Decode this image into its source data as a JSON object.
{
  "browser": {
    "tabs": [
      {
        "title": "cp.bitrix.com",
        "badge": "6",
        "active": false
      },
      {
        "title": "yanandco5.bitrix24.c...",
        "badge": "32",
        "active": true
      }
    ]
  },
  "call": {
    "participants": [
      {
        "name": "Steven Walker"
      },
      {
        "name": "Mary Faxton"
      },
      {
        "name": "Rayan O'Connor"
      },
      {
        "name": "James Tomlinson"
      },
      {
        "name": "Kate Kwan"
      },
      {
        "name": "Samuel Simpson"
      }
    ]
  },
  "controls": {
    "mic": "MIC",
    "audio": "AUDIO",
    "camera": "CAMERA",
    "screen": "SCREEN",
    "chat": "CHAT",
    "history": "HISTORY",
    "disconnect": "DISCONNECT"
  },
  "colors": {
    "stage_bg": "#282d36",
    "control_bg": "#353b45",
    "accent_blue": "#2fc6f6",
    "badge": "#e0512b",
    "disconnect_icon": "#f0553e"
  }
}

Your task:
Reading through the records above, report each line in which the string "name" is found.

Solution for this exercise:
        "name": "Steven Walker"
        "name": "Mary Faxton"
        "name": "Rayan O'Connor"
        "name": "James Tomlinson"
        "name": "Kate Kwan"
        "name": "Samuel Simpson"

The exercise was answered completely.